Mass. AG seeks ban on liens by casinos

Actions targeted gamblers’ homes

For many, a home “is the one place they have any equity or any assets,” said Mass. Attorney General Martha Coakley.
For many, a home “is the one place they have any equity or any assets,” said Mass. Attorney General Martha Coakley.Steven Senne/Associated Press

State Attorney General Martha Coakley urged Massachusetts regulators on Monday to prohibit casinos from placing liens on the homes of patrons with unpaid gambling debts, calling the practice “deeply concerning” in a letter to the state gambling commission.

“Protecting against predatory lending and overly aggressive debt collection in the gaming industry is critical, because the odds are stacked against the patron being able to earn back the value of the loan,” wrote Coakley, who is also a candidate for governor. “This practice by the gaming industry in which customers’ homes are put at risk should not be allowed.”

Coakley cited an article in Sunday’s Globe that detailed the longstanding practice by the two large Connecticut tribal casinos, Mohegan Sun and Foxwoods, of placing liens on homes of residents who owe the casinos money advanced for gambling.


Casino industry specialists have said it is unusual for a gambling business to employ property liens as a collection tactic.

“This story highlights the need for a robust set of consumer protection regulations before these establishments begin operations,” Coakley wrote.

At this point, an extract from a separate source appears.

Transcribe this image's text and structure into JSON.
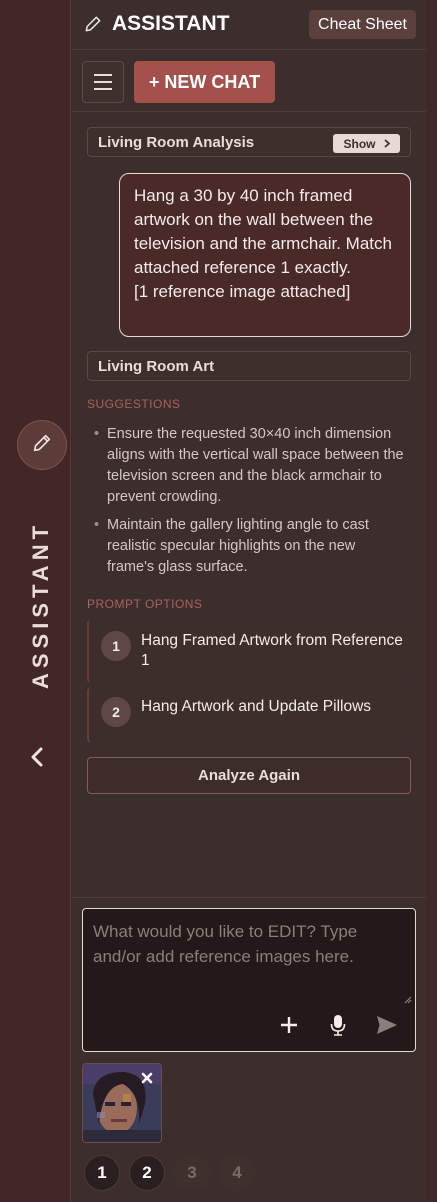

Both of the Connecticut casino companies are applicants for gambling licenses in Massachusetts. Foxwoods is pursuing a casino in Fall River, seeking the sole resort casino license for Southeastern Massachusetts.

Mohegan Sun is competing for a license to build a gambling resort in Revere, on about 42 acres belonging to the Suffolk Downs racetrack. The other applicant is a Wynn Resorts proposal in Everett.

Many casinos offer credit to gamblers, as a convenience for big players who would be uncomfortable traveling with huge wads of cash.

Gambling companies have access to credit bureaus to determine if the player has the financial resources to cover the advance.

When a casino approves a credit line, a player signs what is essentially a check for the amount loaned.


If the loan is not repaid before the customer leaves, the casino will cash the check and the money will be drawn from the player’s bank account. If the account is short, however, the check will bounce.

Since the early 2000s, Foxwoods and Mohegan Sun have placed dozens of liens on Massachusetts properties, seeking payment, interest, and fees.

State law will allow the state’s casinos to extend gambling credit to customers, under rules established by the Massachusestts Gaming Commission. The rules must include “procedures for confirming that a patron has an established credit history and is in good standing,” according to the state’s gambling law.

The commission has not yet written those rules and procedures, but that task is coming up: The panel intends to place the issue on the agenda of an upcoming meeting, the commission’s spokeswoman, Elaine Driscoll, said Monday evening.

In Coakley’s letter, she offered the commission her office’s expertise to help “in crafting regulations that effectively protect consumers, while allowing businesses to operate fairly in the marketplace.”

Mohegan Sun, which last week vigorously defended its credit and collection policies in a letter to the Globe, addressed Coakley remarks in a statement last night: “We have always indicated our willingness to work with the Gaming Commission within whatever regulatory framework they establish.”

Coakley said in an interview Monday that for many people a home “is the one place they have any equity or any assets.”

Liens, which accrue 12 percent interest a year, cloud the title to properties, affecting a homeowner’s ability to sell or refinance.


“We are concerned it would have a very negative impact here if people incur debt and this practice is permitted,” Coakley said.

She believes that if casinos cannot chase debtors with property liens, they may be more conservative in lending.

Leaders of an effort to repeal the state’s 2011 casino law called Monday for the commission and lawmakers to hold hearings on the credit and collection policies of the casinos.

“This is a shining example of the many facets the Legislature overlooked [in legalizing casino gambling], but which can’t be ignored or swept under the rug, even at this late date in the process,” wrote representatives of the Repeal the Casino Deal campaign, including former Massachusetts attorney general Scott Harshbarger.

Mark Arsenault can be reached at mark.arsenault@globe.com; on Twitter @bostonglobemark.